Once upon a time I read this book and remember it as being hilarious, and remember laughing aloud as I read it. I purchased it so I could re-read it. Sometimes it works out and the magic is recaptured. This time? Not so much.
The protagonist of My Mother Made Me! is Jane Tivik, a Canadian high schooler, and her friends Marna, Carlie, and Steph. They like hanging out and even if it is boring, it’s still summer. During one of their hangout sessions, Carlie announces that her mother is going to challenge the “only boys play hockey” tradition. Their town, Amesbury, Ontario, is a hockey town. So many boys play hockey that the rink has teams scheduled starting at 5 am.
Even if girls wanted to play, there’s no rink time available. Instead, girls play ringette in other towns, which (correct me if I’m wrong, Canadians) is like hockey, only instead of a puck, there is a rubber ring that is picked up instead of shot like a puck. The four friends have no interest in hockey, but soon Jane’s mother is eager for her to play. Jane’s dad is chair of Amesbury’s hockey association, and has no desire to fight this battle.
When Jane’s mother tells her that she wishes for the same opportunities that Jane has, Jane begins to understand some of her mother’s motivation, but still doesn’t want to play hockey. In the midst of the hockey drama, Cousin Allison comes to visit from Chicago. She is Canadian like Jane, but she’s also older, beautiful (aren’t they always?) and extremely well-dressed.
Allison comes up with a plan for the girls to avoid playing hockey. It involves them running away and hiding in the rink since it’s shut down for the summer. They can shower and cook there, and once their parents see the error of their ways, they can return home. This plan works great, except for the part where Jane forgets to leave the letter with their reason for leaving, which also includes the demand that they not be forced to play hockey. The moms turn this to their advantage, proclaiming that the girls ran away because they wanted to play hockey and the town wouldn’t let them.
Sandwiched into the story is a short romance between Jane and Bill, a boy she’s known since kindergarten, and much discussion of Jane’s love of the “romance” known as The Great Gatsby. Marna, Carlie, and Steph are more than Jane’s sidekicks. Marna’s younger sister Jenny wants to play hockey, but there are no leagues for her to play in. Marna doesn’t want to play, but recognizes what an opportunity this would be for Jenny if she did. Carlie and Steph are best friends, but overweight Carlie is constantly being called fat by Steph. Of course it’s for Carlie’s own good, but what kind best friend says things like that? The cover even features a heavy girl with a double chin. If Steph were a character in a book written, she would totally be the Mean Girl.

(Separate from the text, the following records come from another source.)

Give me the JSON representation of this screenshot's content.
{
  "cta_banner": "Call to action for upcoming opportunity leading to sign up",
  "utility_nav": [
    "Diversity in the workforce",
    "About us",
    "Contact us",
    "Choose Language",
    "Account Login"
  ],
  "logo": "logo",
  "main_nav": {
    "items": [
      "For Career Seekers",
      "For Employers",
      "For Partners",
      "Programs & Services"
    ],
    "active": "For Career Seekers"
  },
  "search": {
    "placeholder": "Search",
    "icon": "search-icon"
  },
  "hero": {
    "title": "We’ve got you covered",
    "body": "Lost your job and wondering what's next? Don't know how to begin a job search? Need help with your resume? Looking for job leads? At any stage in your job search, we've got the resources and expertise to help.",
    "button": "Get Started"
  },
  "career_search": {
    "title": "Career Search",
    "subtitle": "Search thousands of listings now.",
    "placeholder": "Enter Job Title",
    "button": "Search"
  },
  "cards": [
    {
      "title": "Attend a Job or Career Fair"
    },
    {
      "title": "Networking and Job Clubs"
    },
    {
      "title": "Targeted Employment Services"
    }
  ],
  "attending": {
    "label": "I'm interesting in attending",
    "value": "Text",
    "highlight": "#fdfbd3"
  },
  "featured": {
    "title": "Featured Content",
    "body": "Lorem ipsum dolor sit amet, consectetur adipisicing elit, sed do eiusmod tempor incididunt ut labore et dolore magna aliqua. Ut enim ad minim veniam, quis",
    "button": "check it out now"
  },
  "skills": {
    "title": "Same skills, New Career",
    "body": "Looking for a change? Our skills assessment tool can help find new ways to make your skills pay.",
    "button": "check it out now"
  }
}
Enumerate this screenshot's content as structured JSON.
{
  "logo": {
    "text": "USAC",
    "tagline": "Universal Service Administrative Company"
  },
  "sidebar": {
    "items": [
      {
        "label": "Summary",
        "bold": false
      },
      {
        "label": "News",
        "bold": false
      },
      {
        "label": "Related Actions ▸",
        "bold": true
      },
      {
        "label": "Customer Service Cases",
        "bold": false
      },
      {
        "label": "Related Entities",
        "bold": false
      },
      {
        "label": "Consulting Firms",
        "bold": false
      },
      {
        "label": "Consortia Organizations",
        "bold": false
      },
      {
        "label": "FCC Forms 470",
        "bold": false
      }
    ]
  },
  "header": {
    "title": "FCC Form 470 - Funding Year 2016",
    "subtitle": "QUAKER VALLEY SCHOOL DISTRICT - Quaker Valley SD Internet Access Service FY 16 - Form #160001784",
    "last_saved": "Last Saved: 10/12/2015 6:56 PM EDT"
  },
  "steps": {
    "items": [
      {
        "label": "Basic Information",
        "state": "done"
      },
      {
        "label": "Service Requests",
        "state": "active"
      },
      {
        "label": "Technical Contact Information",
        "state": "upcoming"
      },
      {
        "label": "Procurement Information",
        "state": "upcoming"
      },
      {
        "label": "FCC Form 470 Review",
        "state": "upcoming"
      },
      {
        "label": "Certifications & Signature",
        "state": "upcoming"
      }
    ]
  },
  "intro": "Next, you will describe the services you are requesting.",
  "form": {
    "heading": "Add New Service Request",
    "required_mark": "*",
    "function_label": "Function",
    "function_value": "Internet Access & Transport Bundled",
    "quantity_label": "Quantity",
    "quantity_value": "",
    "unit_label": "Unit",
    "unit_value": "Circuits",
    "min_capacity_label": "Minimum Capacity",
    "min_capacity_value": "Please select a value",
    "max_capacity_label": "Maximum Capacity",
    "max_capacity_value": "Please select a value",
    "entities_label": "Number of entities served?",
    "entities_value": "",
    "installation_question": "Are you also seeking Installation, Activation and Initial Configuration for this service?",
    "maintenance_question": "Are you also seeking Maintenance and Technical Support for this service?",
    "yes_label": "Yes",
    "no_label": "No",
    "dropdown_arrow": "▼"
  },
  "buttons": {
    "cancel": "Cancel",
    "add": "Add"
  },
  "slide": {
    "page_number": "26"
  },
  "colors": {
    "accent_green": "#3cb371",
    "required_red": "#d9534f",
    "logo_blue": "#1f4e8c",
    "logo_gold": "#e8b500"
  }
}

For a book that was only 120 pages long, there was a lot of feminist subtext going on OUTSIDE of the hockey. This book was written in 1978, so there were a lot of changes that had occurred and were about to occur, so it kind of makes sense. Jane spends a lot of time thinking about looks and how women are judged by them, even as she admits she does it too.
A handsome male character dates a girl who is not very pretty, and he uses her to prop up his ego. Jane comes across him trying to persuade her to put out, and then the boy hits on Jane when his girlfriend leaves. Jane catches herself falling for his lines and has to remind herself that he’s a jerk, even though she just saw him treat his girlfriend like crap. Jane discovers that Allison plays hockey in Chicago. In the end, the girls don’t play hockey themselves, but do take pleasure in watching girls like Jenny get their chance.
After reading this a second time, I have a hard time understanding what I saw in it the first time. Maybe I didn’t “get” the emotion behind the mothers wanting their girls to play sports because when I read it, Title IX had been in effect for many years, and I already had those opportunities. I also don’t see what was so funny the first time.
As stated earlier, this book did not hold up for me.
Graded by me 25 years ago: A
Graded by me today: D
This book is out of print. It was published by Scholastic in 1978, and the copy I have was printed in 1986. WorldCat shows that 11 libraries worldwide own it, and 7 are in Canada. If you want my copy, it’s yours!